Tally the lines below that hold the string "error", and give only the tally.
(THE RECORDS Opens)
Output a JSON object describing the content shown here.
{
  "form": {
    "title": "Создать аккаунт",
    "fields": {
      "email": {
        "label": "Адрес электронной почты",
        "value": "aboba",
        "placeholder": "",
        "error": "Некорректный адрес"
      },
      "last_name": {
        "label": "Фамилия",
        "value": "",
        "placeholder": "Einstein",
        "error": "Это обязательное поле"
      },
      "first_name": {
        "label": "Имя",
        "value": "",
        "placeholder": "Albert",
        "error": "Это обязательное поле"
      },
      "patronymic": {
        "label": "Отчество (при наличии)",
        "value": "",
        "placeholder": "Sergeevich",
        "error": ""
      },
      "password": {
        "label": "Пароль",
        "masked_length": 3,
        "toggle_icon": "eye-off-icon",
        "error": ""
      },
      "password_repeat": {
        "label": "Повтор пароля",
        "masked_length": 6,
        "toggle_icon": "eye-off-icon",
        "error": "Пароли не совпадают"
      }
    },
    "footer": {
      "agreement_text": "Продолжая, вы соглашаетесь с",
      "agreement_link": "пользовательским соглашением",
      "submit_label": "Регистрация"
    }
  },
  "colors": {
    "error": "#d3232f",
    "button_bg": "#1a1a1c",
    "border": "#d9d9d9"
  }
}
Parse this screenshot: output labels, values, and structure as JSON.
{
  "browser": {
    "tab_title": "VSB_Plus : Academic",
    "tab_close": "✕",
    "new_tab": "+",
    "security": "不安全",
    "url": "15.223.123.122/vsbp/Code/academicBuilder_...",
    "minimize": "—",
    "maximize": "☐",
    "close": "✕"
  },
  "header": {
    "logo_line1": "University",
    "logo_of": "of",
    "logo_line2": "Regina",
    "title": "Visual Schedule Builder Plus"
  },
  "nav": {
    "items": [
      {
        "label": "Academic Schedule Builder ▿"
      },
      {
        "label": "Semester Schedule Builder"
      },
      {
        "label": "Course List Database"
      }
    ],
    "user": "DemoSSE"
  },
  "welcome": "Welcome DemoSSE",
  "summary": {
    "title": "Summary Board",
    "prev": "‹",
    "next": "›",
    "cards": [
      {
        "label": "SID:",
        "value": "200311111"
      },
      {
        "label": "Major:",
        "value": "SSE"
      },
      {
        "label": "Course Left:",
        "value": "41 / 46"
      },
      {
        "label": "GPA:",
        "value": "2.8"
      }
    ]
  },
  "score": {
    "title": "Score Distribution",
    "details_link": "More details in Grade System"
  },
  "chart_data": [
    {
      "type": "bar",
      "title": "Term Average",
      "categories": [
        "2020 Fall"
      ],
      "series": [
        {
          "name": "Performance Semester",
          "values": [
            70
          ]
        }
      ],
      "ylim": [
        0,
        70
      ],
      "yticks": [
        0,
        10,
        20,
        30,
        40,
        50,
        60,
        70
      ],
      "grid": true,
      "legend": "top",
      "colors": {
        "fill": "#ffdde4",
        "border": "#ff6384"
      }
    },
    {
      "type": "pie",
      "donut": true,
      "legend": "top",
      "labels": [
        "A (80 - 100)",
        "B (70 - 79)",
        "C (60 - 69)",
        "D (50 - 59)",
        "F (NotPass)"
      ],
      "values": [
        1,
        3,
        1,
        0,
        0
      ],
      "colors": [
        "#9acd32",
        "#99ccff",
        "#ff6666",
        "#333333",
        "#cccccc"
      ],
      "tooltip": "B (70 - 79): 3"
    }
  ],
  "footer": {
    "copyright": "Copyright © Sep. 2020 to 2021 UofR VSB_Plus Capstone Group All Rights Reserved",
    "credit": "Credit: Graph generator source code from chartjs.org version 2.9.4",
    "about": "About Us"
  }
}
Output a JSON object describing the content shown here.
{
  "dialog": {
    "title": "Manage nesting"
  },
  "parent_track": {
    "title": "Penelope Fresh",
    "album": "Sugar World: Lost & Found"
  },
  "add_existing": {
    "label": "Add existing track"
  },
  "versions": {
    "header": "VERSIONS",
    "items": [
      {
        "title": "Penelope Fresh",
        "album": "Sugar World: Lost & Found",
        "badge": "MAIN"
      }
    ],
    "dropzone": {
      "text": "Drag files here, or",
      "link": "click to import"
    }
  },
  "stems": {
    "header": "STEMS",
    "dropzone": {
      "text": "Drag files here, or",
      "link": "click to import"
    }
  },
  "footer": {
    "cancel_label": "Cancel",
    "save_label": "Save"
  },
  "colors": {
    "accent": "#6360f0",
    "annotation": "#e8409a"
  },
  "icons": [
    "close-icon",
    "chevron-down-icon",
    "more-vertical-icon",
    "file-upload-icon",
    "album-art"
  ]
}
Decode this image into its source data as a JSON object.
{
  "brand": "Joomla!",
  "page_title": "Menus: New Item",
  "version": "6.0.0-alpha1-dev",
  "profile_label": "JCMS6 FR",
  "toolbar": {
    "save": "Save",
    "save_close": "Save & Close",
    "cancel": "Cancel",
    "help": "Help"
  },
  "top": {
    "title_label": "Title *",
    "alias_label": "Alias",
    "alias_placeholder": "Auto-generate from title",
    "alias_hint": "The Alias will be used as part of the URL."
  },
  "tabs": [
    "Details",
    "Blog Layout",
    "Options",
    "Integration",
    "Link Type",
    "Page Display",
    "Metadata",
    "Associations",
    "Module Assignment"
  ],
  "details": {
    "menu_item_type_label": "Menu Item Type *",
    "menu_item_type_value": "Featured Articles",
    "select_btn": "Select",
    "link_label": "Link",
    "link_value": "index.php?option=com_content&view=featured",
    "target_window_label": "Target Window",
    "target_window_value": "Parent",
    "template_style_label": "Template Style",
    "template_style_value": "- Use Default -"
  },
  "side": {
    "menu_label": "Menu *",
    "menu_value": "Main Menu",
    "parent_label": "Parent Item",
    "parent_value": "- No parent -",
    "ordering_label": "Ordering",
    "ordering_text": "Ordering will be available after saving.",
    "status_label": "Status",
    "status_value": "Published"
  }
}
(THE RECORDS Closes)
- _WRITTEN RESPONSE_
7